The methodology that accounts for the most appropriate and relevant elements for a given patient visit should be used to select the appropriate level of E/M. As an example, a high-intensity E/M that lasts a brief period might be more appropriately reflected using MDM. A time-sensitive visit might be better captured using time as the criteria for the level of E/M.

Coding Pro Tips

  • Be sure to document the medical necessity and the distinct services provided when billing multiple codes for a single encounter.
  • Be aware of any payer-specific coding guidelines or bundling rules that may affect reimbursement.

Members may send coding questions and use cases they would like to have featured in the Coding Quarterly to

About AASM Coding Quarterly

The AASM Coding Quarterly is developed by the Coding and Reimbursement Advisory Committee to explain complicated coding scenarios and provide recommendations for correct coding using current procedural terminology (CPT) and ICD-10-CM codes. The AASM recommends that all members also review payer policies, as coding and documentation requirements vary by payer.
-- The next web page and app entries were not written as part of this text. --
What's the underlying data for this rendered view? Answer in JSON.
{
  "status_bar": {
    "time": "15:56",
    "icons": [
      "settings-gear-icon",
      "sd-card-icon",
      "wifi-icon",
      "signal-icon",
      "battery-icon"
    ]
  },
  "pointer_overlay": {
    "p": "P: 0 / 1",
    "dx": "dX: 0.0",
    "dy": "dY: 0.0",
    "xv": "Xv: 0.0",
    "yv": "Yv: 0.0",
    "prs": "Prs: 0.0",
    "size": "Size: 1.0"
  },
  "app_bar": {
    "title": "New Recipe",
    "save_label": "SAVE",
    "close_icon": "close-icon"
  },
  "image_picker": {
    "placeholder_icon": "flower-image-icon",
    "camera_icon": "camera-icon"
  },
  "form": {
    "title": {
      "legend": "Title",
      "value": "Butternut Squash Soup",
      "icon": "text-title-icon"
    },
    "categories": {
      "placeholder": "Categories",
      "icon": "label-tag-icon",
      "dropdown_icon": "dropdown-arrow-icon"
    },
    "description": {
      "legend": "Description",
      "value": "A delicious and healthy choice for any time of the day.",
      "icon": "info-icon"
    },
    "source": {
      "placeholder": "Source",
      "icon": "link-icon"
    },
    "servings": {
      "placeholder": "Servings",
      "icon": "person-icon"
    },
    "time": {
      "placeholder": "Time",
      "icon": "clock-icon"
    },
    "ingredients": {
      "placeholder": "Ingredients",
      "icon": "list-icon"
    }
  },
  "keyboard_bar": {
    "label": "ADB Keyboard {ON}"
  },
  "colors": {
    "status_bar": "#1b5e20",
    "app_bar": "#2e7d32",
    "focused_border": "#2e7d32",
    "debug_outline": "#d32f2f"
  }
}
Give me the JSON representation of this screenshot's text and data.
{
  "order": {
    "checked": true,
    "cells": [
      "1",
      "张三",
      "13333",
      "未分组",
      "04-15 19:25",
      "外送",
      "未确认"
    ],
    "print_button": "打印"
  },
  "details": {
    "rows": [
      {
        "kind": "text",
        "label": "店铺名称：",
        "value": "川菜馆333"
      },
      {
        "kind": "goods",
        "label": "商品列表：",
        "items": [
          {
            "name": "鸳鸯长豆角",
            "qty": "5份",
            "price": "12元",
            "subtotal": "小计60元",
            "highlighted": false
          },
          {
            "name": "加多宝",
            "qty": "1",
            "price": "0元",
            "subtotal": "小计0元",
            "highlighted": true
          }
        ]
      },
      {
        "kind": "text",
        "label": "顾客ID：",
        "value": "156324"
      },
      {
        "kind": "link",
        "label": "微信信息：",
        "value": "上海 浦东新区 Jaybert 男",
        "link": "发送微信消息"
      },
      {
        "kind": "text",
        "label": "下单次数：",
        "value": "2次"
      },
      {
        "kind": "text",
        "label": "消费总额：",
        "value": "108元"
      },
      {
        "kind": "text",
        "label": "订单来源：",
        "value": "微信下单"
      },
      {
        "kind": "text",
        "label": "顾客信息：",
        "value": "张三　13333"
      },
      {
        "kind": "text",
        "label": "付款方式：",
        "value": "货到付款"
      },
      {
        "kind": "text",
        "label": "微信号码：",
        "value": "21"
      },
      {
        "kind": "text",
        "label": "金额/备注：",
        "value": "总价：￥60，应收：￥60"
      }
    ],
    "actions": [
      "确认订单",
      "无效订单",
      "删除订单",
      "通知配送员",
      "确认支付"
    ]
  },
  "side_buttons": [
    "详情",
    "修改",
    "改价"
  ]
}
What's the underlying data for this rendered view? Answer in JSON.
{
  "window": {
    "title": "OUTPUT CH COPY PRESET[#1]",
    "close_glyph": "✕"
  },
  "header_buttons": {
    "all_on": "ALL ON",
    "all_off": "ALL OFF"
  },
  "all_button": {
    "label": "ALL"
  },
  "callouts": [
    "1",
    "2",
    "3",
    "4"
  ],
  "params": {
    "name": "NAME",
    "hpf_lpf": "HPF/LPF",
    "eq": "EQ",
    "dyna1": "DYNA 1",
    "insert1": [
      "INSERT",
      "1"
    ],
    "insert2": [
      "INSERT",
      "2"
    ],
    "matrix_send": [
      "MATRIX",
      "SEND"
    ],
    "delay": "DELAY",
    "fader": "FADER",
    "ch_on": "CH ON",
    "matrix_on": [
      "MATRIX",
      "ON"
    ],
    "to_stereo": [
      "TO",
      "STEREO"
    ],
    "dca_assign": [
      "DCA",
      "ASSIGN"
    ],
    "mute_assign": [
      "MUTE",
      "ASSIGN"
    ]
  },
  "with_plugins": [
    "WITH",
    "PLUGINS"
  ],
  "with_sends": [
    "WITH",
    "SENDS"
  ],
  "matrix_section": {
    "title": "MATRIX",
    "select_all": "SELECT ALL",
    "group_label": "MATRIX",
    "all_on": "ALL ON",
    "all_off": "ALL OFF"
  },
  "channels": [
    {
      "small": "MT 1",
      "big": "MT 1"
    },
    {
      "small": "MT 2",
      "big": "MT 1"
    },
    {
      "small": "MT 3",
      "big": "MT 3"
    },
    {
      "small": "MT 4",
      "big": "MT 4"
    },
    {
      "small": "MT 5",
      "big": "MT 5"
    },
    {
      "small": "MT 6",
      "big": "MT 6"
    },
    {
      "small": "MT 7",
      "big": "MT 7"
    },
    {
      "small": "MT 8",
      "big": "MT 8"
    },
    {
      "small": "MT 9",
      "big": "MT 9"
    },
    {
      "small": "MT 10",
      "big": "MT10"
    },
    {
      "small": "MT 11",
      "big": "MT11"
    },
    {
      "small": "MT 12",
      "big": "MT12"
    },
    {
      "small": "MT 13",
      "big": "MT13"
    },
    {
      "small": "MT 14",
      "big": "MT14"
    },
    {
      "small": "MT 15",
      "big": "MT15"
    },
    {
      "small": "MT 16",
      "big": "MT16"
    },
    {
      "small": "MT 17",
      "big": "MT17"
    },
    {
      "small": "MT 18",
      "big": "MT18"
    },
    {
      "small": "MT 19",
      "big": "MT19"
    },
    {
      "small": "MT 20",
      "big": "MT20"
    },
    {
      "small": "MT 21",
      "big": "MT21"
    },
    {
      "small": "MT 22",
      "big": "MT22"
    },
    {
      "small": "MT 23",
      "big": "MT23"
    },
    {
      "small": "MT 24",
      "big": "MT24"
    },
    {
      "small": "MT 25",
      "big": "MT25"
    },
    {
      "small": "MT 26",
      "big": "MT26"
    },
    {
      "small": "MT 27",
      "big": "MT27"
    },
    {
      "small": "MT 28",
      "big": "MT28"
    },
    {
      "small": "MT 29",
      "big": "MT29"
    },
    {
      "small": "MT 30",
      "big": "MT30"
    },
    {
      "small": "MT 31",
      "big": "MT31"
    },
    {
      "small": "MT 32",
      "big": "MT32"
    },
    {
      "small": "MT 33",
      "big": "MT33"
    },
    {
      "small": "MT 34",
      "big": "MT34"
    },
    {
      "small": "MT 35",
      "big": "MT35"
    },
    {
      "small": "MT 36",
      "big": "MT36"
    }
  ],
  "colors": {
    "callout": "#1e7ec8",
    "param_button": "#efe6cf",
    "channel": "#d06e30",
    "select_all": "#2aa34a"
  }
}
Tables are adapted from the AMA Current Procedural Terminology. CPT is a registered trademark of the American Medical Association. Copyright 2021 AMA. All rights reserved.